Chester's solo attempts at storytelling are messy, to say the least, but he's determined to go it alone. But where's his story going? After several alternative (but always unhappy) endings, Chester is confronted by a problem he never bargained for. A wry comment on the creative process and how good stories are constructed, this is the most uproarious Chester book yet.
Have you ever discovered an author or illustrator makes you want to go back to the library or bookstore to find everything you can by them? This is what happened recently when I happened upon Melanie Watt. I read one of her books and then had to pick up another and then another. I didn't have time to read all of them but I do plan on reading more and collecting lots of her books.
Out of the ones that I did recently read, Chester's Masterpiece was my favorite. Chester is one of Melanie's characters. He is a bit on the cranky side, which makes him all the more lovable. Chester is also a really fat cat. In the newest installment, Chester with the help of his red marker has commandeered the writing of the book from Watt. The story is told from a kind of dialogue between Chester (in red pen) and Watt (in penciled yellow sticky notes).
Here is an example:
Watt on yellow sticky: Chester, What are you up to??? My tooth is fine!! Where's all my stuff? And where's my mouse? M.W.
Chester in red pen: It's right here (with arrow pointing to a small white mouse).
Watt on yellow sticky: You know that's not the mouse I'm talking about.
As Chester attempts to write his story, Watt interjects some writerly advice. At one point, Watt even tries to help Chester with his writer's block which produces some wonderful discussion. Chester not only insists on writing the story but also on illustrating the book. Despite all of Chester's attempts at ignoring or insulting Watt, she gets the last laugh in the end, well sort of.
I get excited about a book that both a child will laugh at and enjoy hearing over and over again and one that the adult who will be reading it 100 times will also love over and over again. This is exactly one of those books. Author/Illustrator Watt has her hands full with this snarky feline. The contrast between the bold, bright red writing/drawings and Watt's pencil is perfect. The dialogue educational and entertaining. This is not only a must read but also a must have. I picked up one for my own personal library and will be picking up a several copies for gift. Enjoy!

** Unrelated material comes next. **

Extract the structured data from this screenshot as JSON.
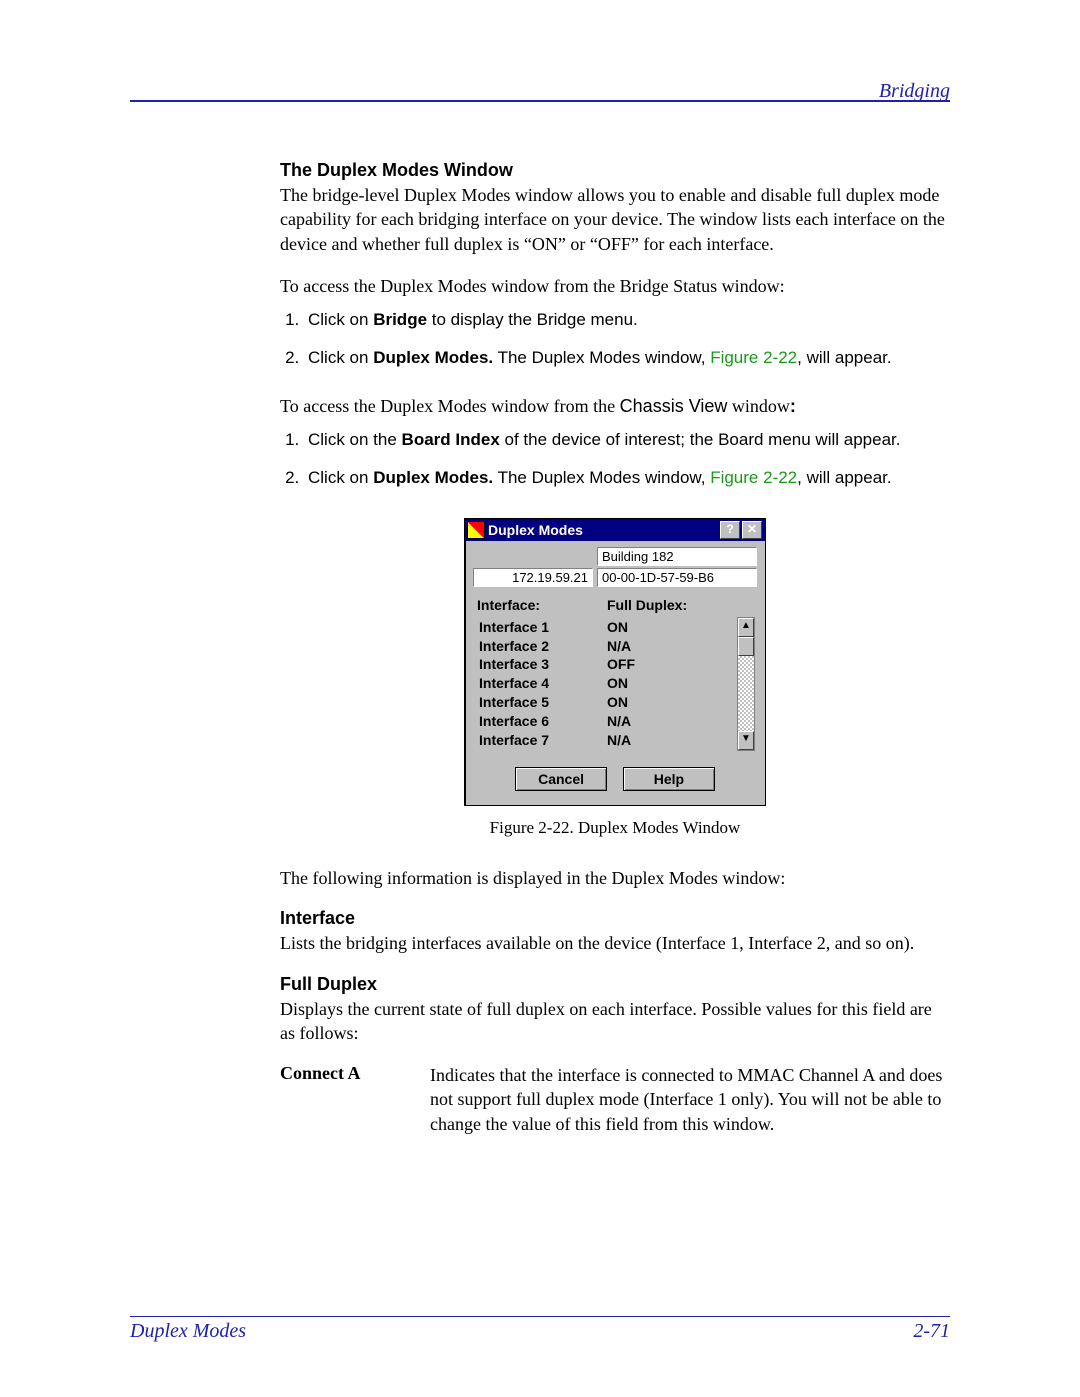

Thursday, August 12, 2010
Wednesday, August 11, 2010
By Adam Jay Epstein and Andrew Jacobson